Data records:
_ _ _
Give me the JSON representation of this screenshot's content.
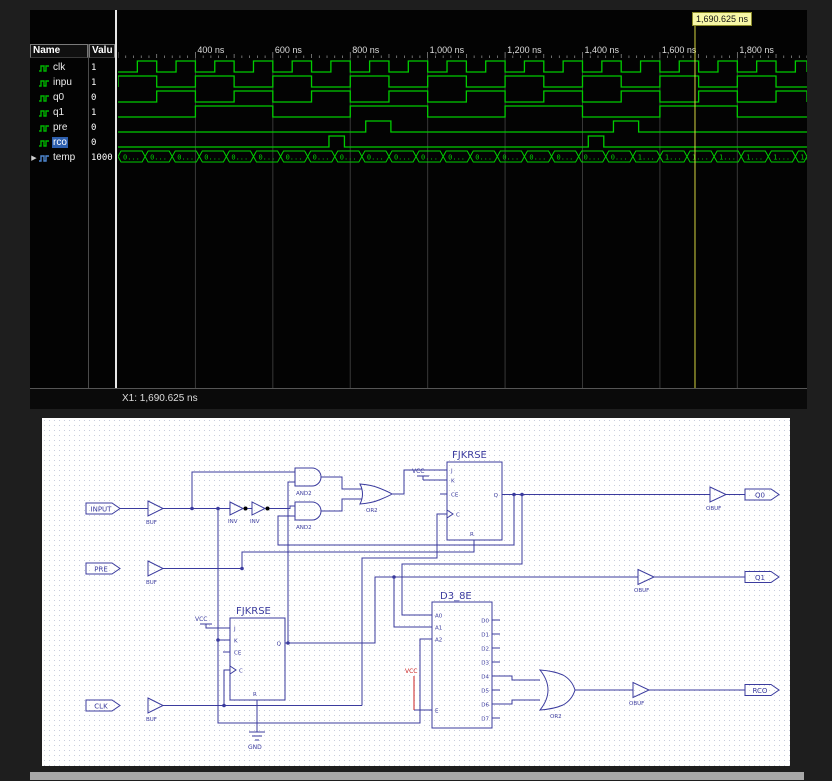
{
  "colors": {
    "wave_green": "#00cc00",
    "cursor_yellow": "#d6d640",
    "grid": "#383838",
    "selection_blue": "#2d5fae",
    "schematic_ink": "#3b3b9e",
    "vcc_red": "#cc2222"
  },
  "waveform_panel": {
    "cursor_label": "1,690.625 ns",
    "status": "X1: 1,690.625 ns",
    "headers": {
      "name": "Name",
      "value": "Valu"
    },
    "timeline": {
      "t_start": 200,
      "t_end": 1980,
      "ticks": [
        400,
        600,
        800,
        1000,
        1200,
        1400,
        1600,
        1800
      ],
      "tick_labels": [
        "400 ns",
        "600 ns",
        "800 ns",
        "1,000 ns",
        "1,200 ns",
        "1,400 ns",
        "1,600 ns",
        "1,800 ns"
      ]
    },
    "cursor_t": 1690.625,
    "signals": [
      {
        "name": "clk",
        "value": "1",
        "type": "bit",
        "wave": {
          "kind": "clock",
          "rise": 250,
          "period": 100,
          "high": 50
        }
      },
      {
        "name": "inpu",
        "value": "1",
        "type": "bit",
        "wave": {
          "kind": "clock",
          "rise": 200,
          "period": 200,
          "high": 100
        }
      },
      {
        "name": "q0",
        "value": "0",
        "type": "bit",
        "wave": {
          "kind": "clock",
          "rise": 300,
          "period": 200,
          "high": 100
        }
      },
      {
        "name": "q1",
        "value": "1",
        "type": "bit",
        "wave": {
          "kind": "clock",
          "rise": 400,
          "period": 400,
          "high": 200
        }
      },
      {
        "name": "pre",
        "value": "0",
        "type": "bit",
        "wave": {
          "kind": "pulses",
          "pulses": [
            [
              840,
              905
            ],
            [
              1480,
              1545
            ]
          ]
        }
      },
      {
        "name": "rco",
        "value": "0",
        "type": "bit",
        "selected": true,
        "wave": {
          "kind": "pulses",
          "pulses": [
            [
              745,
              785
            ],
            [
              1415,
              1455
            ]
          ]
        }
      },
      {
        "name": "temp",
        "value": "1000",
        "type": "bus",
        "expand": true,
        "wave": {
          "kind": "bus",
          "step": 70,
          "change_at": 1480,
          "label_before": "0...",
          "label_after": "1..."
        }
      }
    ]
  },
  "schematic": {
    "ff_top": "FJKRSE",
    "ff_bottom": "FJKRSE",
    "decoder": "D3_8E",
    "and": "AND2",
    "or_top": "OR2",
    "or_out": "OR2",
    "inv": "INV",
    "buf": "BUF",
    "obuf": "OBUF",
    "vcc": "VCC",
    "gnd": "GND",
    "ports": {
      "input": "INPUT",
      "pre": "PRE",
      "clk": "CLK",
      "q0": "Q0",
      "q1": "Q1",
      "rco": "RCO"
    },
    "ff_pins": {
      "j": "J",
      "k": "K",
      "ce": "CE",
      "c": "C",
      "r": "R",
      "q": "Q"
    },
    "decoder_pins": {
      "a0": "A0",
      "a1": "A1",
      "a2": "A2",
      "e": "E",
      "d": [
        "D0",
        "D1",
        "D2",
        "D3",
        "D4",
        "D5",
        "D6",
        "D7"
      ]
    }
  }
}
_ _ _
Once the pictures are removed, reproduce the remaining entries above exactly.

Give me the JSON representation of this screenshot's content.
{
  "colors": {
    "wave_green": "#00cc00",
    "cursor_yellow": "#d6d640",
    "grid": "#383838",
    "selection_blue": "#2d5fae",
    "schematic_ink": "#3b3b9e",
    "vcc_red": "#cc2222"
  },
  "waveform_panel": {
    "cursor_label": "1,690.625 ns",
    "status": "X1: 1,690.625 ns",
    "headers": {
      "name": "Name",
      "value": "Valu"
    },
    "timeline": {
      "t_start": 200,
      "t_end": 1980,
      "ticks": [
        400,
        600,
        800,
        1000,
        1200,
        1400,
        1600,
        1800
      ],
      "tick_labels": [
        "400 ns",
        "600 ns",
        "800 ns",
        "1,000 ns",
        "1,200 ns",
        "1,400 ns",
        "1,600 ns",
        "1,800 ns"
      ]
    },
    "cursor_t": 1690.625,
    "signals": [
      {
        "name": "clk",
        "value": "1",
        "type": "bit",
        "wave": {
          "kind": "clock",
          "rise": 250,
          "period": 100,
          "high": 50
        }
      },
      {
        "name": "inpu",
        "value": "1",
        "type": "bit",
        "wave": {
          "kind": "clock",
          "rise": 200,
          "period": 200,
          "high": 100
        }
      },
      {
        "name": "q0",
        "value": "0",
        "type": "bit",
        "wave": {
          "kind": "clock",
          "rise": 300,
          "period": 200,
          "high": 100
        }
      },
      {
        "name": "q1",
        "value": "1",
        "type": "bit",
        "wave": {
          "kind": "clock",
          "rise": 400,
          "period": 400,
          "high": 200
        }
      },
      {
        "name": "pre",
        "value": "0",
        "type": "bit",
        "wave": {
          "kind": "pulses",
          "pulses": [
            [
              840,
              905
            ],
            [
              1480,
              1545
            ]
          ]
        }
      },
      {
        "name": "rco",
        "value": "0",
        "type": "bit",
        "selected": true,
        "wave": {
          "kind": "pulses",
          "pulses": [
            [
              745,
              785
            ],
            [
              1415,
              1455
            ]
          ]
        }
      },
      {
        "name": "temp",
        "value": "1000",
        "type": "bus",
        "expand": true,
        "wave": {
          "kind": "bus",
          "step": 70,
          "change_at": 1480,
          "label_before": "0...",
          "label_after": "1..."
        }
      }
    ]
  },
  "schematic": {
    "ff_top": "FJKRSE",
    "ff_bottom": "FJKRSE",
    "decoder": "D3_8E",
    "and": "AND2",
    "or_top": "OR2",
    "or_out": "OR2",
    "inv": "INV",
    "buf": "BUF",
    "obuf": "OBUF",
    "vcc": "VCC",
    "gnd": "GND",
    "ports": {
      "input": "INPUT",
      "pre": "PRE",
      "clk": "CLK",
      "q0": "Q0",
      "q1": "Q1",
      "rco": "RCO"
    },
    "ff_pins": {
      "j": "J",
      "k": "K",
      "ce": "CE",
      "c": "C",
      "r": "R",
      "q": "Q"
    },
    "decoder_pins": {
      "a0": "A0",
      "a1": "A1",
      "a2": "A2",
      "e": "E",
      "d": [
        "D0",
        "D1",
        "D2",
        "D3",
        "D4",
        "D5",
        "D6",
        "D7"
      ]
    }
  }
}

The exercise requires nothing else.